+++ Study material
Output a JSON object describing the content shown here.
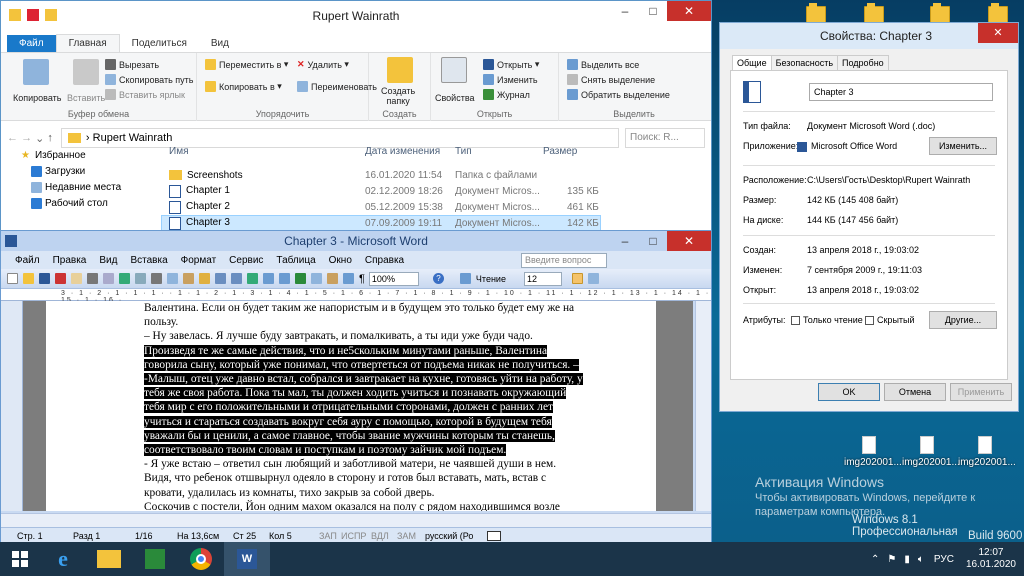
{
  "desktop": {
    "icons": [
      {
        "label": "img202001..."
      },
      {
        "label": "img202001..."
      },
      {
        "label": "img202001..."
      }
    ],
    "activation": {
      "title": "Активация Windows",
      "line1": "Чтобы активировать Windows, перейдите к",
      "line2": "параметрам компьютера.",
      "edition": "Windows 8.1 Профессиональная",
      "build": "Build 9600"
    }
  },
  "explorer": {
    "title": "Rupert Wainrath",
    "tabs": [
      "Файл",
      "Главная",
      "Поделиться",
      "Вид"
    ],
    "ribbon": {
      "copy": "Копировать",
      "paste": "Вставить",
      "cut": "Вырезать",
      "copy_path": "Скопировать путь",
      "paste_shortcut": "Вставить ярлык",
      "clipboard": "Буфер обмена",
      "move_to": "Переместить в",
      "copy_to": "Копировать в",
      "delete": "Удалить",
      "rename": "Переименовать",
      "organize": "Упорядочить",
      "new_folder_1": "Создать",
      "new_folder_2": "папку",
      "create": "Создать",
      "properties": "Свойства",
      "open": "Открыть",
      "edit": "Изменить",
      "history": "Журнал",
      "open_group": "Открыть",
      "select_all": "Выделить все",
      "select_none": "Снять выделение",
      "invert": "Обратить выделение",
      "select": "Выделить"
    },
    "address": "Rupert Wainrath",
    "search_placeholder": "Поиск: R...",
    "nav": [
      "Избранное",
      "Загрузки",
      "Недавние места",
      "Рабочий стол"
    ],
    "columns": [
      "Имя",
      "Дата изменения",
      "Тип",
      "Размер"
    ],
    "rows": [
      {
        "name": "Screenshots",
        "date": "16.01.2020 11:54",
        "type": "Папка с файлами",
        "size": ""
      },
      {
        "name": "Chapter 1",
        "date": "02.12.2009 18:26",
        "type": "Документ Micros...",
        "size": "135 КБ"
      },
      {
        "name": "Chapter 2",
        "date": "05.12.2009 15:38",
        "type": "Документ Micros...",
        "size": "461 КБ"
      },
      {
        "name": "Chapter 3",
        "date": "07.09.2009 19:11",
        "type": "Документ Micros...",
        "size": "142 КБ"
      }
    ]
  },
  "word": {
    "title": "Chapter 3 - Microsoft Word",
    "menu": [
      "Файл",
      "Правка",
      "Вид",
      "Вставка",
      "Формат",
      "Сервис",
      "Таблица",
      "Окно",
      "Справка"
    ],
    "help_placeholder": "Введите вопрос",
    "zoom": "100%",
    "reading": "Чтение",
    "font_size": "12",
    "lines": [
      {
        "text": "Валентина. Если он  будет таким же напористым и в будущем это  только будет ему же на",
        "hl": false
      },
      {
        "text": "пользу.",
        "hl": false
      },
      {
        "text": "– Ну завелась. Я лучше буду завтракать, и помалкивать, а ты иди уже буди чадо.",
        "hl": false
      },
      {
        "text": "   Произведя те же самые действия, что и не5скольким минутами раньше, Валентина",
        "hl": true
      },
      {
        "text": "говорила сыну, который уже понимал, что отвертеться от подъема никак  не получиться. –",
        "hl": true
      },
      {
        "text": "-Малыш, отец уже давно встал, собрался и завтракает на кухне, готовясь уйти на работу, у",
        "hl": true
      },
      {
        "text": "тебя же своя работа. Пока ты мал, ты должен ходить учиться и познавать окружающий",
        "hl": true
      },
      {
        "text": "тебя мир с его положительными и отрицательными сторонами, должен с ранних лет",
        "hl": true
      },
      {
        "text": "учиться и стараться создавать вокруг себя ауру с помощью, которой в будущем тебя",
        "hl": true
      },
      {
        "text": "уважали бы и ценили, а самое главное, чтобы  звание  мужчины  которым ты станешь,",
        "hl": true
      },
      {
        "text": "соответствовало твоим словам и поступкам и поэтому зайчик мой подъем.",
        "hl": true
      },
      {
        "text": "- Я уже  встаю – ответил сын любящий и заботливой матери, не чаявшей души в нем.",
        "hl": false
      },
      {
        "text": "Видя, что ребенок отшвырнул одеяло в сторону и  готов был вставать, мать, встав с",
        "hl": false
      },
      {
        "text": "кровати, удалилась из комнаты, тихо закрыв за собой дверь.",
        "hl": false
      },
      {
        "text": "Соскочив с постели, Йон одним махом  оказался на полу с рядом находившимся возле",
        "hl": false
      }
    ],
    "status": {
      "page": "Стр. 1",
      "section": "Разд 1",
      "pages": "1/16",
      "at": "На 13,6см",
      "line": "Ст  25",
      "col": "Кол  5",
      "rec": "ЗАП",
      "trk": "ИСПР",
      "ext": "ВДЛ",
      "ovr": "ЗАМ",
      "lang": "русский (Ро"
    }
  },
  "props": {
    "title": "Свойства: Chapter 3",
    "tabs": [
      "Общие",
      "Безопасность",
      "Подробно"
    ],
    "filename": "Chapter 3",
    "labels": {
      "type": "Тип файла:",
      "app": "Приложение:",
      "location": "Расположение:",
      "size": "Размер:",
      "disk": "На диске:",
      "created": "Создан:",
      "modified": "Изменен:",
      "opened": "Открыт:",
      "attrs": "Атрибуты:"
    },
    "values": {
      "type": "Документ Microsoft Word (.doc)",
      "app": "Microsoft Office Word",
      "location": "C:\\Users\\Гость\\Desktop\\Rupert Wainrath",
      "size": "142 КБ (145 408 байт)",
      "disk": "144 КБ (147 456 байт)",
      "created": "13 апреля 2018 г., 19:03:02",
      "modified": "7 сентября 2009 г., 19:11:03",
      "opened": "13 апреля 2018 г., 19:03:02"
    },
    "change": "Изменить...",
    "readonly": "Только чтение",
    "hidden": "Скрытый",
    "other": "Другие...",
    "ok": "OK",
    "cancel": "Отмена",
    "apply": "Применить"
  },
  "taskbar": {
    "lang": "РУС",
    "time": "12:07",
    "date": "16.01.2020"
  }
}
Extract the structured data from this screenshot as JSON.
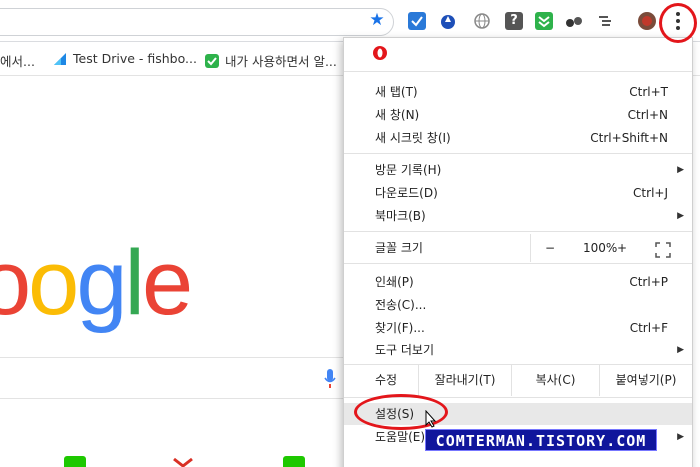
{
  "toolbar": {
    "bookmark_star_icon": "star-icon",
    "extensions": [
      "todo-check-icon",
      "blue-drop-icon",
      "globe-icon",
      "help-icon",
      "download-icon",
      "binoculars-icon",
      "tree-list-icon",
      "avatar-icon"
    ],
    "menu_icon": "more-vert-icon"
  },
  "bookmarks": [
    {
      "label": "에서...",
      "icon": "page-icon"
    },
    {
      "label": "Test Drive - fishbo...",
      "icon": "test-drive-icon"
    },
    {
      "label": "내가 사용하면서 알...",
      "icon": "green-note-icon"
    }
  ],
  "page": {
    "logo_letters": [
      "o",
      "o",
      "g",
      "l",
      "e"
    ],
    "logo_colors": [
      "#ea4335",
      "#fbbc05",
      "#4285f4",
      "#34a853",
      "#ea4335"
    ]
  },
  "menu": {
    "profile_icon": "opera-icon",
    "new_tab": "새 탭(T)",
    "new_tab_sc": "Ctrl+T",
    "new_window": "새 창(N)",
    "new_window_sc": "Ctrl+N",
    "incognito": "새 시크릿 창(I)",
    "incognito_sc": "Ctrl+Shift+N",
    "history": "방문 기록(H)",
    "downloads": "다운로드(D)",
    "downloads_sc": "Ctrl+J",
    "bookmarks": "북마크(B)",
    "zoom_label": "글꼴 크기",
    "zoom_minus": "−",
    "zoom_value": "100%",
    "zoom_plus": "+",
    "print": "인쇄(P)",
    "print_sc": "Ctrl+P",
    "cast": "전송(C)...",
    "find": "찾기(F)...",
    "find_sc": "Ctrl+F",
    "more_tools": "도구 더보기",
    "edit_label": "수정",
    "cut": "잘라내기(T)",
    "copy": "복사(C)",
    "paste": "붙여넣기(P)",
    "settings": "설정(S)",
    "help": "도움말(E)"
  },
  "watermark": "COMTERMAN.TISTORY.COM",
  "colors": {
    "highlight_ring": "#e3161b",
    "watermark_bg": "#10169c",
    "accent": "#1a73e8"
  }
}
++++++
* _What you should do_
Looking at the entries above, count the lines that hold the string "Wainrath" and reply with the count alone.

* _Written response_
3